When people talk about the past, it usually carries negative connotations. But it isn’t just this fictional, fuzzy picture that has nothing to do with who we are today. Our experiences, choices and interactions have been quilted together to mold the person reading this today.

Maybe even the challenging, traumatic things have something salvageable amidst the chaos. I like to think of the past as someone I really don't want to invite to a dinner party, but I have to. I welcome her in, and set a spot for her at the table because her existence is valid. But if she says too much, I will get lippy with her.

I think of my own parents, and now that I’m a parent I can reflect on the fact that they were at one time just kids growing up, being crafted by their experiences. They were simply people before they were my parents. They were children of imperfect parents. They had miscarriages.
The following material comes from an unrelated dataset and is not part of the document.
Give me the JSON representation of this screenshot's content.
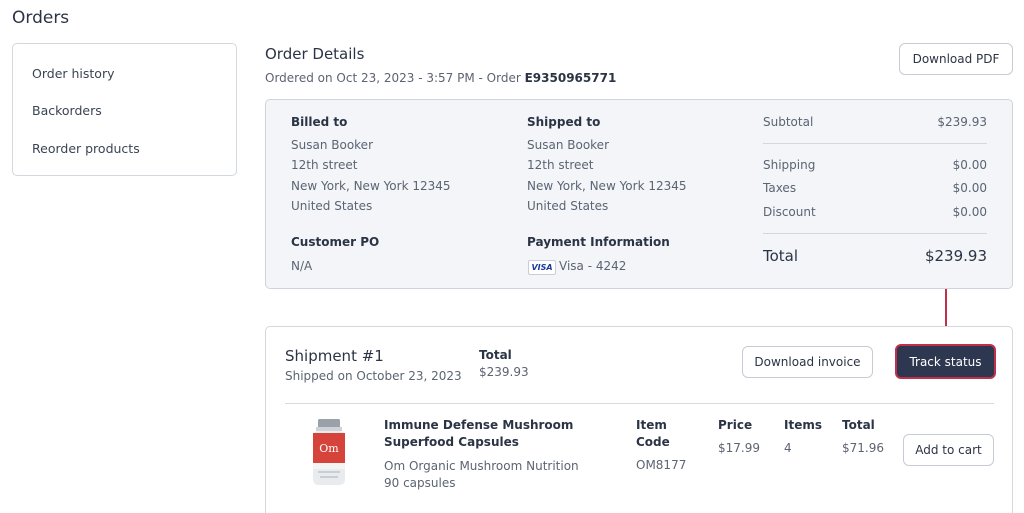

They experienced war.


Although that’s the stuff that should be left behind, maybe it’s okay to try to make peace with it and cut ourselves some slack that the present version of ourselves is wounded and affected. We can’t pretend the past doesn’t exist and doesn’t sometimes have its hands around our necks.


That doesn’t mean we use our pasts as a get-out-of-jail-free card anytime anything goes wrong. Although, I do love joking with my husband when he asks me to do something, and I don’t feel like it, I say, “Oh, my hip. So...much...pain...and...sadness.”


My life doesn’t stop at this picture of an 80-pound 13-year old in a body cast.

I’m not just a person with a bum hip. That’s one tiny part of this wacky fabric of me, but that experience, and everything that came along with it, can bring me to tears in half a second because it was so challenging.


No one can ever truly understand what I went through, the same way no one can ever truly understand what you've been through, and dang, that can be frustrating, can't it? I can either focus on that, or I can focus on the compassionate, grateful, empathetic person I am today as a result of those challenges.


What about you? What has its hands on you from the past? Chances are, you’ve been through something that has changed you to the very core. Maybe change isn’t always a bad thing. The circumstances aren’t always great, and we can leave those behind and move forward in healing, but the lessons are something we can embrace to bring today more into focus.


Being in a body cast in the June sun is something I’ll gladly leave behind and not dwell on, but that scrawny kid still resides in me, pushing me forward each day.